> _What is required_: Copy all lines in the data that contain the string "this".

Extracted records

....

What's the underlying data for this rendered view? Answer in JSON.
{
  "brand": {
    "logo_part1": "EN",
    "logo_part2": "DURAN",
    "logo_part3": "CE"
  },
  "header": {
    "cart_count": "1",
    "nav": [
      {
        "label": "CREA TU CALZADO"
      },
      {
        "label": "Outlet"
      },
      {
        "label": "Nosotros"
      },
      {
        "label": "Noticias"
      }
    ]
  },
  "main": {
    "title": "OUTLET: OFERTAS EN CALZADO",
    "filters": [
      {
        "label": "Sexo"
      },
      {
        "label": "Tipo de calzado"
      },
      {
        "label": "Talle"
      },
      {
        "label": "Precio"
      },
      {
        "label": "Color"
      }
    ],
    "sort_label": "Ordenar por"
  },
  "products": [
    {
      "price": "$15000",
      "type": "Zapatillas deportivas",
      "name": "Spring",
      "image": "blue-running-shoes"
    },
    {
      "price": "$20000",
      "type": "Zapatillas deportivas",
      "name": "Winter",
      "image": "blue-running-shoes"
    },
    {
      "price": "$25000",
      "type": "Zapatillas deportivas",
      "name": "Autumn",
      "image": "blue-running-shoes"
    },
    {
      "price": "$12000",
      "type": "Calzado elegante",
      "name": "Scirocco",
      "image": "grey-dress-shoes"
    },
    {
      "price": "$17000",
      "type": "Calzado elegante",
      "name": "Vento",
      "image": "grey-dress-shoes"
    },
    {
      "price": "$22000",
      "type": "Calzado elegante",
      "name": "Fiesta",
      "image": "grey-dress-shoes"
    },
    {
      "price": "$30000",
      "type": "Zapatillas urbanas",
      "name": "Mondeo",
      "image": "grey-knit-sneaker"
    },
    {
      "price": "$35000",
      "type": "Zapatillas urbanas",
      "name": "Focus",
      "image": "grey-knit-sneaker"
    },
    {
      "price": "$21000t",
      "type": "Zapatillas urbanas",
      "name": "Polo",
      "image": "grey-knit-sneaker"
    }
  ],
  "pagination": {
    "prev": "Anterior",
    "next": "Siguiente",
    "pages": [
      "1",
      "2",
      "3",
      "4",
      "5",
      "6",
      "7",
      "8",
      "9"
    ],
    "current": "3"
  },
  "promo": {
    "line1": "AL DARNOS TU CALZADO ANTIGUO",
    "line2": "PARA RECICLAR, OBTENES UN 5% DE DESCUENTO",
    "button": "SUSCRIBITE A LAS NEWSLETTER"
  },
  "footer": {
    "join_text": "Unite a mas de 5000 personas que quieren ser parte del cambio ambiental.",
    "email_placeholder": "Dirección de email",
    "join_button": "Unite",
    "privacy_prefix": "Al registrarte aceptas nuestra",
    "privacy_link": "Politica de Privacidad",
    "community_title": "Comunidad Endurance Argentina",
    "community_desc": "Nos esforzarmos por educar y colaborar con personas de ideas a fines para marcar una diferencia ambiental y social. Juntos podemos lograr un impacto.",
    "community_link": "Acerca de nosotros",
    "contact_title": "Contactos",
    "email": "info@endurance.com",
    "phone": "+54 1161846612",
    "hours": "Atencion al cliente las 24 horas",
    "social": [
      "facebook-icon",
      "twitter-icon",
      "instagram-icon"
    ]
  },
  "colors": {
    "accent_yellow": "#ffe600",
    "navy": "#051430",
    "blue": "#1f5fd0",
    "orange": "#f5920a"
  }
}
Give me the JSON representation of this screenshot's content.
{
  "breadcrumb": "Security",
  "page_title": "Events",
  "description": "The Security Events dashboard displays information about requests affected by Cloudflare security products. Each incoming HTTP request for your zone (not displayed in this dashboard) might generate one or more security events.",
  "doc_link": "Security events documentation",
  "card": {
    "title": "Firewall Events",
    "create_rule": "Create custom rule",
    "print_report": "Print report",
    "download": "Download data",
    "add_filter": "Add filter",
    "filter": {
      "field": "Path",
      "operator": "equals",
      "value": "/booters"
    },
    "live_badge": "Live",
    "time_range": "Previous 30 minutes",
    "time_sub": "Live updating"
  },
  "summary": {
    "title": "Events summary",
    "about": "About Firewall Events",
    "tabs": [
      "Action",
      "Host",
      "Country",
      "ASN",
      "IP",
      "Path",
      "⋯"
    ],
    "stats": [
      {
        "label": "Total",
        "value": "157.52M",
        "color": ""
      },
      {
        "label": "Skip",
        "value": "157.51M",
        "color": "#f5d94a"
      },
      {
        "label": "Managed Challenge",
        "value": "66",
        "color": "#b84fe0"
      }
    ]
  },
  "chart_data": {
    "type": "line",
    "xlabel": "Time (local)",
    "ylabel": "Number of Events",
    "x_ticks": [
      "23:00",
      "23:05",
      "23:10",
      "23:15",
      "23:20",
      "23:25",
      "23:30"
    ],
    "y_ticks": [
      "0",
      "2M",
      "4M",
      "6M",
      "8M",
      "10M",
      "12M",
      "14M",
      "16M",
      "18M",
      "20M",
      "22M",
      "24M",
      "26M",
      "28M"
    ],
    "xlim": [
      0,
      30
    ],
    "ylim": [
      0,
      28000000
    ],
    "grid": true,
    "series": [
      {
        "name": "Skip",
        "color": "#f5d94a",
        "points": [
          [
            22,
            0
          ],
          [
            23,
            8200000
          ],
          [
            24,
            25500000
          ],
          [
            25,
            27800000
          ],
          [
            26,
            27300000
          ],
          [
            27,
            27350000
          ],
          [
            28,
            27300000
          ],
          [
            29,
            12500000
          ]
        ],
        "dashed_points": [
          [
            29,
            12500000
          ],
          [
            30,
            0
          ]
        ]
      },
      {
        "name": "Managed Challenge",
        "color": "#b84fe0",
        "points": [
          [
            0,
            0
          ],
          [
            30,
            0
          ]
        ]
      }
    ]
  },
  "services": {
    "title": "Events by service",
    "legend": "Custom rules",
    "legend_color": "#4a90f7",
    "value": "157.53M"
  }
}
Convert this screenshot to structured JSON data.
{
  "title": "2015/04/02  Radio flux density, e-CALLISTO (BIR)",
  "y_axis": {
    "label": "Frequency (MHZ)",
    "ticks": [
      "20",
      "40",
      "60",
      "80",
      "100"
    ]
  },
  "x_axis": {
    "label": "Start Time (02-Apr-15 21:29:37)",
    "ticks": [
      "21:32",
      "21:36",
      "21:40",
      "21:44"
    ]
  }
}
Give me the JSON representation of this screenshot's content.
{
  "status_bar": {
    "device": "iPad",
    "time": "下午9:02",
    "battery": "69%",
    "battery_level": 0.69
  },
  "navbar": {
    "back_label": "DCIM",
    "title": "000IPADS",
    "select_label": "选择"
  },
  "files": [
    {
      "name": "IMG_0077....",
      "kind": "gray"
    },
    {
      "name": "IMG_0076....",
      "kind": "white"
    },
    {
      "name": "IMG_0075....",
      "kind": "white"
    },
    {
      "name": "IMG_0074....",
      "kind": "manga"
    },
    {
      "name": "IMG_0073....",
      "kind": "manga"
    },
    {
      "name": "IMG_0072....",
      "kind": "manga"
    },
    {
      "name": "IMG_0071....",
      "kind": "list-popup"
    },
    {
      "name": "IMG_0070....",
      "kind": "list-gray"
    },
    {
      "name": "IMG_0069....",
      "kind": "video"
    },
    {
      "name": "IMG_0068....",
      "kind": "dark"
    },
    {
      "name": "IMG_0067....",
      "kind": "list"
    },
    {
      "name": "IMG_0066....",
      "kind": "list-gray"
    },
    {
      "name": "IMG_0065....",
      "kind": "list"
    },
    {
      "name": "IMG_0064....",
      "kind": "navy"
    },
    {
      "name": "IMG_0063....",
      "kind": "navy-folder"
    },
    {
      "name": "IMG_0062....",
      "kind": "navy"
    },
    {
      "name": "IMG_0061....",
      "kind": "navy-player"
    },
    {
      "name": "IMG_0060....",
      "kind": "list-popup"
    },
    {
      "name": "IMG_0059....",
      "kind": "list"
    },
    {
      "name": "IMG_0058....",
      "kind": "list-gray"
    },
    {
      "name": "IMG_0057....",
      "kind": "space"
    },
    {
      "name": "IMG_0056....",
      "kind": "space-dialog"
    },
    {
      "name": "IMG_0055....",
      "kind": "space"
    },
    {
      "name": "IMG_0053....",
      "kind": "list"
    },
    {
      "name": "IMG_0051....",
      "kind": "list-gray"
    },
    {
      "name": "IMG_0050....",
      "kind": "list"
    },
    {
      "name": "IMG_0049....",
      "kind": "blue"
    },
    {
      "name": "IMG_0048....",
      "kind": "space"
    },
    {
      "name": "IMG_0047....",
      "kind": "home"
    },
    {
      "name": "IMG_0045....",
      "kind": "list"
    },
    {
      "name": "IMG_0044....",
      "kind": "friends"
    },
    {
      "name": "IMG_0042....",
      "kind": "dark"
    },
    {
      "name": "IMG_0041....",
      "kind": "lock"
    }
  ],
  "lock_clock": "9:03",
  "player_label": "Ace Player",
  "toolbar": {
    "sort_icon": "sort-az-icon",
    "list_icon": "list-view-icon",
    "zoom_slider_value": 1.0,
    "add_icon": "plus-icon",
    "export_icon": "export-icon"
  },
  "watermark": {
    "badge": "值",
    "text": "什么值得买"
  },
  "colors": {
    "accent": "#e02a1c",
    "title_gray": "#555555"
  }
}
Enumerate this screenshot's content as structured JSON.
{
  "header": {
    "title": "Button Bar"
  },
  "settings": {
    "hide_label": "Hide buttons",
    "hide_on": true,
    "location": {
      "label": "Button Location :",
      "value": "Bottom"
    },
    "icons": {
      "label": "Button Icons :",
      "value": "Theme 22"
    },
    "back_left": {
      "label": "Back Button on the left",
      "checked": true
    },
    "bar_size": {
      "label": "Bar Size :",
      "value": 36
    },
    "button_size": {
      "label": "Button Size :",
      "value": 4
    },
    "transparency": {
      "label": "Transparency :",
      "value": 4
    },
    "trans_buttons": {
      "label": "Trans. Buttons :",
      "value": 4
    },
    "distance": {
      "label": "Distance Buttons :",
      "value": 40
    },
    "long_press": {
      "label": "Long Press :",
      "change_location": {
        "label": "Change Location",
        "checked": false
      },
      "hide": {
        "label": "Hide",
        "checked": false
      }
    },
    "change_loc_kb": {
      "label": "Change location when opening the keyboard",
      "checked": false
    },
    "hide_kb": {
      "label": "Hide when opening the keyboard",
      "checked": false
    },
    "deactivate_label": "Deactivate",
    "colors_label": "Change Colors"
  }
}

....

> _Task response_:
What's the underlying data for this rendered view? Answer in JSON.
Give me the JSON representation of this screenshot's content.
  "description": "The Security Events dashboard displays information about requests affected by Cloudflare security products. Each incoming HTTP request for your zone (not displayed in this dashboard) might generate one or more security events.",
Convert this screenshot to structured JSON data.
Give me the JSON representation of this screenshot's content.
Enumerate this screenshot's content as structured JSON.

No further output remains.